I am heartbroken. My friend Dave Lesh passed away last week and I have not been able to get into words how I feel until today.
I met Dave Lesh in 1990 on a website called Ispot talking about stock houses and we became friends soon after.
It was not hard to become friends with Dave because he was the kind of guy everyone wishes their older brother to be. To me, he was like a family member always concerned about your well being and how you were doing. We talked for hours about art, life and making decisions. We would talk about how hard it was being a father with kids in this industry. I think because we both had kids that we had this common bond.
He would ask me how my kids were or how “...my lovely wife Arlene was...” and his thoughts were genuine and his concern sincere. I would listen to him talk about Vicky, Bo, Joe and his dogs. He would talk about the lake and he would describe how much fun it was to have a boat sailing the water.
“You should come up here with the family and stay at one of the cabins” Dave would always tell me or “ You should see about getting involved with a boat company for your furniture, maybe move up here and let me see what I can do for you.” Dave was always trying to help by thinking or suggesting ways for me to find new opportunities.
He always had this little line on his tear sheets, “All it takes is imagination, yours and mine.” I always liked that saying because it said everything about Dave Lesh. He was always seeking collaboration in work and in friendships.
For three years, while I worked with Dave for the Illustrator’s Partnership, we would talk almost daily on the phone. Sometimes about IPA, sometimes about our industry but mostly it was two friends talking. One time while we talked about family, Dave said he wanted to say how much he appreciated our friendship. I made light of his sentiment. Dave shouted over my comments with “ Kenny I’m trying to tell you how glad that we are friends.” I remember replying to Dave that I wish I had an older brother that cared as much as he did.
I appreciated Dave’s friendship a great deal and that is why this hurts so much.
Dave is the only person I would let call me Kenny. Years ago, he asked me what I like to be called, Ken, Kenny or Kenneth.
“My God Dave don’t call me Kenny...” I replied “ my Mom calls me that and it drives me crazy.”
“Yeah, drives me nuts Dave.”
I gave up and Dave continued calling me Kenny after that. He would call on the phone and say “Hey Kenny” in that Indiana accent that sounded more like Kenknee. I will miss that more than I can tell you.
Dave has been on my mind, since he called to say goodbye. Dave called to say the cancer he had thought he had beaten had returned and he was home with his family. He wanted to make sure he knew how much he loved me. There was such sadness in his voice. I could not say anything except to cry. When I hung up, I felt like I missed my chance to say more. I tried calling the next day but Dave was to ill to talk.
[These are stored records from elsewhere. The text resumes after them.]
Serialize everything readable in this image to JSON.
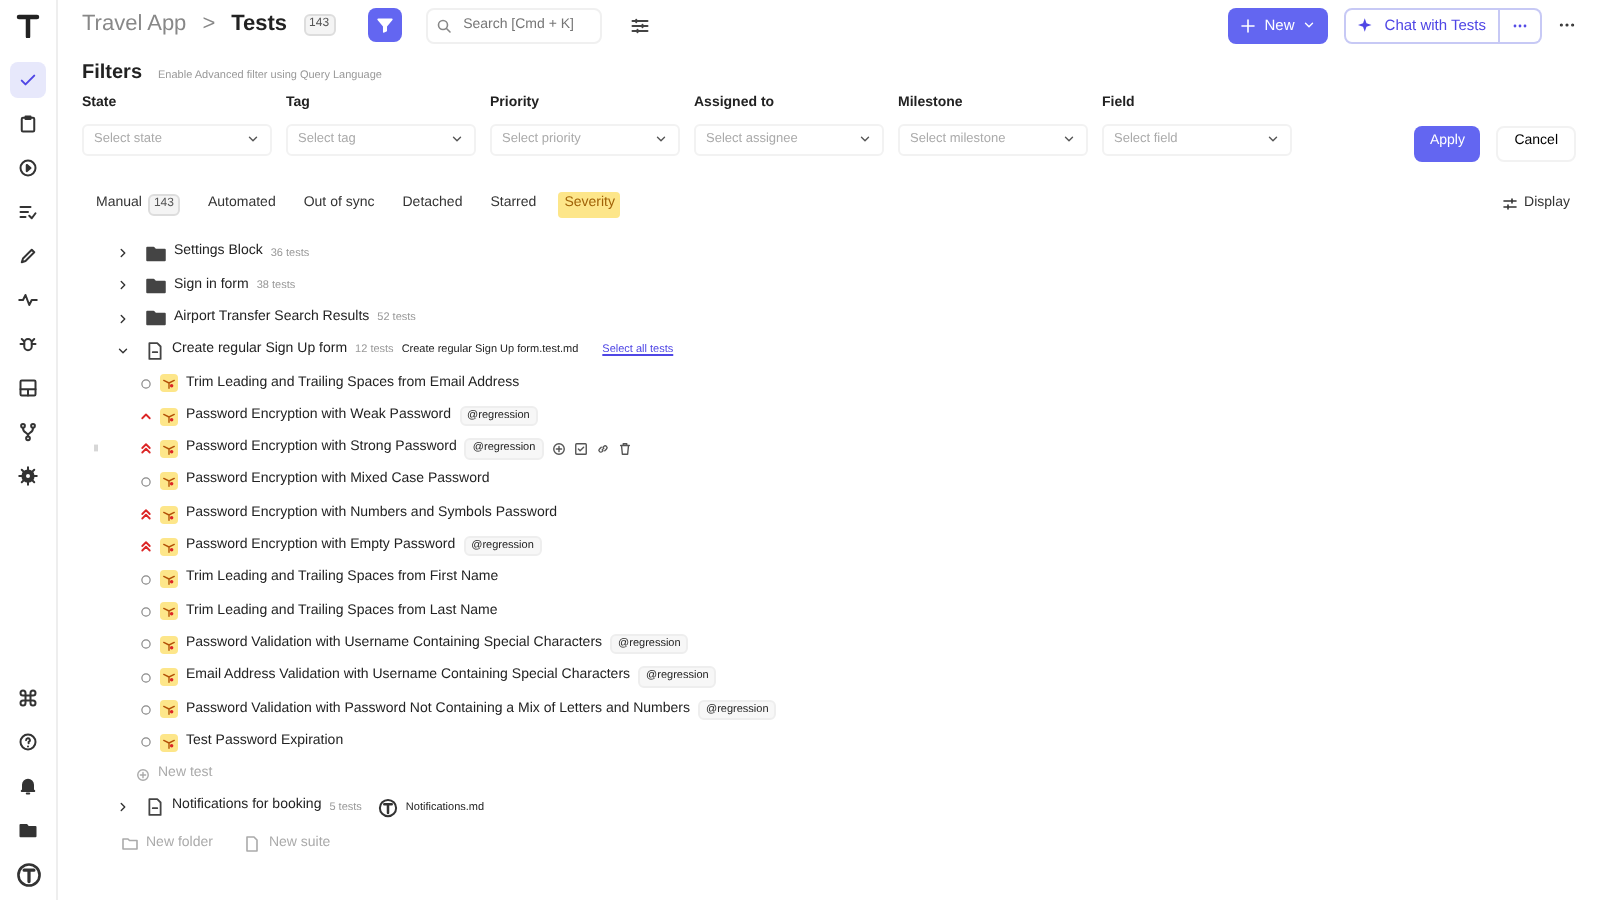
{
  "sidebar": {
    "items": [
      {
        "selected": true
      },
      {
        "selected": false
      },
      {
        "selected": false
      },
      {
        "selected": false
      },
      {
        "selected": false
      },
      {
        "selected": false
      },
      {
        "selected": false
      },
      {
        "selected": false
      },
      {
        "selected": false
      },
      {
        "selected": false
      }
    ]
  },
  "header": {
    "project": "Travel App",
    "separator": ">",
    "page": "Tests",
    "count": "143",
    "search_placeholder": "Search [Cmd + K]",
    "new_button": "New",
    "chat_button": "Chat with Tests"
  },
  "filters": {
    "title": "Filters",
    "hint_before": "Enable",
    "hint_link": "Advanced filter",
    "hint_after": "using Query Language",
    "fields": [
      {
        "label": "State",
        "placeholder": "Select state"
      },
      {
        "label": "Tag",
        "placeholder": "Select tag"
      },
      {
        "label": "Priority",
        "placeholder": "Select priority"
      },
      {
        "label": "Assigned to",
        "placeholder": "Select assignee"
      },
      {
        "label": "Milestone",
        "placeholder": "Select milestone"
      },
      {
        "label": "Field",
        "placeholder": "Select field"
      }
    ],
    "apply": "Apply",
    "cancel": "Cancel"
  },
  "tabs": [
    {
      "label": "Manual",
      "count": "143",
      "selected": false,
      "highlighted": false
    },
    {
      "label": "Automated",
      "selected": false,
      "highlighted": false
    },
    {
      "label": "Out of sync",
      "selected": false,
      "highlighted": false
    },
    {
      "label": "Detached",
      "selected": false,
      "highlighted": false
    },
    {
      "label": "Starred",
      "selected": false,
      "highlighted": false
    },
    {
      "label": "Severity",
      "selected": false,
      "highlighted": true
    }
  ],
  "display_button": "Display",
  "tree": [
    {
      "kind": "folder",
      "name": "Settings Block",
      "count": "36 tests",
      "expanded": false
    },
    {
      "kind": "folder",
      "name": "Sign in form",
      "count": "38 tests",
      "expanded": false
    },
    {
      "kind": "folder",
      "name": "Airport Transfer Search Results",
      "count": "52 tests",
      "expanded": false
    },
    {
      "kind": "suite",
      "name": "Create regular Sign Up form",
      "count": "12 tests",
      "file": "Create regular Sign Up form.test.md",
      "link": "Select all tests",
      "expanded": true,
      "children": [
        {
          "kind": "none",
          "title": "Trim Leading and Trailing Spaces from Email Address",
          "hovered": false
        },
        {
          "kind": "high",
          "title": "Password Encryption with Weak Password",
          "tag": "@regression",
          "hovered": false
        },
        {
          "kind": "critical",
          "title": "Password Encryption with Strong Password",
          "tag": "@regression",
          "hovered": true
        },
        {
          "kind": "none",
          "title": "Password Encryption with Mixed Case Password",
          "hovered": false
        },
        {
          "kind": "critical",
          "title": "Password Encryption with Numbers and Symbols Password",
          "hovered": false
        },
        {
          "kind": "critical",
          "title": "Password Encryption with Empty Password",
          "tag": "@regression",
          "hovered": false
        },
        {
          "kind": "none",
          "title": "Trim Leading and Trailing Spaces from First Name",
          "hovered": false
        },
        {
          "kind": "none",
          "title": "Trim Leading and Trailing Spaces from Last Name",
          "hovered": false
        },
        {
          "kind": "none",
          "title": "Password Validation with Username Containing Special Characters",
          "tag": "@regression",
          "hovered": false
        },
        {
          "kind": "none",
          "title": "Email Address Validation with Username Containing Special Characters",
          "tag": "@regression",
          "hovered": false
        },
        {
          "kind": "none",
          "title": "Password Validation with Password Not Containing a Mix of Letters and Numbers",
          "tag": "@regression",
          "hovered": false
        },
        {
          "kind": "none",
          "title": "Test Password Expiration",
          "hovered": false
        }
      ],
      "new_test": "New test"
    },
    {
      "kind": "suite",
      "name": "Notifications for booking",
      "count": "5 tests",
      "file": "Notifications.md",
      "owner_avatar": true,
      "expanded": false
    }
  ],
  "footer": {
    "new_folder": "New folder",
    "new_suite": "New suite"
  }
}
Now days after Dave has passed, I sit here with his shadow looming over my thoughts. I know I am blessed to have known Dave but that does little to stop the tears.
I was lucky to have been influenced by people of character. Brad Holland, Chris Payne and Dave were three people with the same moral center and it was no accident that they became friends. I was gifted to become their friend and learn from them. I appreciate their friendship to this day and I am forever changed. But now Dave is gone and it has torn a hole in my heart.
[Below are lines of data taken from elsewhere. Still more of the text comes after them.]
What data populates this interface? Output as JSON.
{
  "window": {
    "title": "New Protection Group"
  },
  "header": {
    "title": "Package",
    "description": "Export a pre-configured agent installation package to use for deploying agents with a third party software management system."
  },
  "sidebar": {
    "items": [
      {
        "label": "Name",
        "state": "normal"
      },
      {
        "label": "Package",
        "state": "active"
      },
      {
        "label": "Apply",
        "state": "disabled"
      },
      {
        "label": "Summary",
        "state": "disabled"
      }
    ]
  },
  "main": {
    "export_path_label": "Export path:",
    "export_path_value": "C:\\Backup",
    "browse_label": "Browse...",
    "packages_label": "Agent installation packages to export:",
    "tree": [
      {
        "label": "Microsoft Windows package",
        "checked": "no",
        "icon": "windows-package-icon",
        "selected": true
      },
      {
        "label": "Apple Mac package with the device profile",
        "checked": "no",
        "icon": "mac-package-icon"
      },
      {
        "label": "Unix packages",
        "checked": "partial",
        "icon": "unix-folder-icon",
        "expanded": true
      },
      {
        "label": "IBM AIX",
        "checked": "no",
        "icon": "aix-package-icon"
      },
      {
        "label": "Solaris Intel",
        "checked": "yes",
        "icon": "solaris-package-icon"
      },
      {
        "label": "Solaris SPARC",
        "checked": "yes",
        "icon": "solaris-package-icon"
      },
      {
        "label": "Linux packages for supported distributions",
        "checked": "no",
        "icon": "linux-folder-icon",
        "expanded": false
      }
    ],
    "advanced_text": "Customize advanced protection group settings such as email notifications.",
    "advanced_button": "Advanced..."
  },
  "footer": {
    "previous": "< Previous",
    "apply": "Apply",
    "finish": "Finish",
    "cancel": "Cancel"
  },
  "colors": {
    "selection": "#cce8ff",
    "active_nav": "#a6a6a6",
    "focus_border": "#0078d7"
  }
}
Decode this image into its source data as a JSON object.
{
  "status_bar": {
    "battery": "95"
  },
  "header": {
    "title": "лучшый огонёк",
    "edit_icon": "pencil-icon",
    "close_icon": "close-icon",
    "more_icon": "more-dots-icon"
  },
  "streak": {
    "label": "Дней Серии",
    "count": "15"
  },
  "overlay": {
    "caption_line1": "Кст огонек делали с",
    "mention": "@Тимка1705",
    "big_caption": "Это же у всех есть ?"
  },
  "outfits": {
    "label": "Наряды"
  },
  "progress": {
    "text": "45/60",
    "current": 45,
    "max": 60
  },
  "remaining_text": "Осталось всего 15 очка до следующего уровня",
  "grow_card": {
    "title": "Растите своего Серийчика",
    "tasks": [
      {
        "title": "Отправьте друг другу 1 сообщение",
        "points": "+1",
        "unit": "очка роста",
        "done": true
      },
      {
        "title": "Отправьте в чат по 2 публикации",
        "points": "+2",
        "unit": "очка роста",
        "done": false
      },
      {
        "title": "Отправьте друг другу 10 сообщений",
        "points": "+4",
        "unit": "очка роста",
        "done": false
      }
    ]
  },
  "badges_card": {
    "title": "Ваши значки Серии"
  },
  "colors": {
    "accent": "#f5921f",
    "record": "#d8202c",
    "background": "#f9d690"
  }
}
I am sure Dave’s family knows this, but Dave showed me what integrity and friendship really means and how easy both are to lose. People may feel they have integrity but it is the people around them who help shape it and make it stronger. Friendships are easily dismissed as time and distance push those friendships away. Dave made both stronger for me.
I will never forget his presence and friendship and I take along his passion for doing what is right. You don’t always find someone like Dave who embodies both and that is what I will miss. No matter what the issue was, Dave would take the high ground.
When I first met Dave in person and not over the phone it was at the first illustration conference in Santa Fe. At the end of the event, some on the conference board wanted to use the extra revenue to fund a trip to Hawaii, Dave was adamant to stop it because he knew it was wrong and he and others on the board did stop it. I never forgot that.
I have seen in our industry, people willing to take the short road, to make the easy choice and take the money. Dave was not one of those people and if you met him you know exactly what I mean. His moral compass was set in the right direction and his sailing was straight. Even as he was leaving us, he stopped to pick up the phone one last time to say goodbye to a friend. I only hope that for the rest of my life, that I make Dave proud and follow his examples.
Dave, I miss you already...I wish the phone would ring.